By: Henry J. Fromage (Three Beers) –
African American arthouse film is a category that’s been doing some damn interesting things in the last few years, not that you’d know it from their mainstream exposure. Blogs like Shadow and Act do a great job of pointing out interesting titles it’s easy to miss otherwise, but you never know when you’ll be able to actually watch one. When I noticed that this one had hit DVD, I was pretty pumped.
Still waiting on you, Middle of Nowhere…
This film (nope, not retyping that title) is an incredibly original repurposing/expansion of young rising filmmaker Terence Nance’s acclaimed short, How Would You Feel?. It examines one of his relationships through the prism of his others, his experience with love in general, and an artist’s struggle, all rendered in a dazzling array of film styles.
When I say dazzling, I mean dazzling. Terence Nance has a burgeoning creative mind only matched by his burgeoning hairstyle.
Got an idea?
His film is at times poetic, writerly, straightforward, animated, home video, personal interview, recreation, stop motion, and much else besides. He has a great comedic visual sense as well, and the tunes by Flying Lotus accompany the riot of imagery perfectly.
All of this style is put to the service of an odd blend of truth and fiction. Whatever the facts, this story is obviously an intensely personal one, and Nance makes us feel it any way he can. This film is a psychoanalyst’s wet dream.
And that’s a bit of the problem. It’s so incredibly personal that eventually it becomes a bit exhausting, especially when he keeps perpetuating his problems in ways obvious to an outside observer, but maybe not to himself. Just go find somebody who’s into you, man.
(500) Days ain’t nothin’.
Well, this is forgivable in that it is so personal, but this film comes from a very, almost stodgily, male perspective. It’s Friend Zone: The Movie. For a minute here and there I thought we’d get the object of his affection’s perspective, and while eventually she does speak, we don’t really learn anything from it. Guess we’ll have to wait for her own promised film version.
Terence Nance is a filmmaker on the rise, and if he keeps bringing this degree of creativity to his future projects, we may have something special on our hands here.
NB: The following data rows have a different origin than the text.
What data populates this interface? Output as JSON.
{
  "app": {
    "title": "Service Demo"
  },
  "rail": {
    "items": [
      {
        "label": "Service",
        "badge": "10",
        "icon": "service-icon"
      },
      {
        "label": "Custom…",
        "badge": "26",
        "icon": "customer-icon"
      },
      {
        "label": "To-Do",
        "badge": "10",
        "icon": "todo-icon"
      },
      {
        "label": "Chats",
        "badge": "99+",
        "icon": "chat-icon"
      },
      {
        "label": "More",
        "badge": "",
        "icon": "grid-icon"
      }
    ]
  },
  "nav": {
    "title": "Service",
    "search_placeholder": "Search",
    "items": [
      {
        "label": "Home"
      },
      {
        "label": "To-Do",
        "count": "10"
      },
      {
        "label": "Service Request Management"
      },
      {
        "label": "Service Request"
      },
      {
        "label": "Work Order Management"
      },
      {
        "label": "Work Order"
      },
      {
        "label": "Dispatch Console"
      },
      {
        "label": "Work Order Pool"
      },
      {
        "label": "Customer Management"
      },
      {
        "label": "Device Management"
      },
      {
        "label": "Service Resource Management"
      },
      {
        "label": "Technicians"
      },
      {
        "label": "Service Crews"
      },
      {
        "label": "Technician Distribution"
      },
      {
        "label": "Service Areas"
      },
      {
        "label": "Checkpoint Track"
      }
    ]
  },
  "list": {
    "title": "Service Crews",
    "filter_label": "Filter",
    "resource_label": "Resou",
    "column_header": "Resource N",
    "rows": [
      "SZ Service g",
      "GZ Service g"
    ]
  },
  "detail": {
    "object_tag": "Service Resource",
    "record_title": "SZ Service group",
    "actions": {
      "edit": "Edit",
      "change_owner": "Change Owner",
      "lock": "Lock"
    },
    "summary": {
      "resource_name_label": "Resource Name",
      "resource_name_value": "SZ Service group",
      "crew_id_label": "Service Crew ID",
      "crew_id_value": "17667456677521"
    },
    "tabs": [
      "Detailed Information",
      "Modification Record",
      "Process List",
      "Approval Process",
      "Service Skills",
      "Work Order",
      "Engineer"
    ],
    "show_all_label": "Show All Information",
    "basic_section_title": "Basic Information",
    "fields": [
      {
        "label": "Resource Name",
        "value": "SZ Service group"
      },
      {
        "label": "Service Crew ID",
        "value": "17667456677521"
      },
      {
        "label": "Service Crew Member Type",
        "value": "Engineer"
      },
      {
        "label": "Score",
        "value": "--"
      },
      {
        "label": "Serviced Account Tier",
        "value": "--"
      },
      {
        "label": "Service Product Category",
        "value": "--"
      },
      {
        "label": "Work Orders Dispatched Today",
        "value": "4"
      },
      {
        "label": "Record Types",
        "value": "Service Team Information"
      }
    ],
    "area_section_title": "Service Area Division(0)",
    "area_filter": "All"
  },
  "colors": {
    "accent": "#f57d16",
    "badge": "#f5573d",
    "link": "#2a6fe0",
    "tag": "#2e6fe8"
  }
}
Whatever the case, An Oversimplification of Her Beauty is a feverish look at love and relationships in the modern age.
Take a Drink: for every new film grain and starch
Take a Drink: whenever the narration changes
Take a Drink: for every different romantic interest
Do a Shot: every time you want to pull out a thesaurus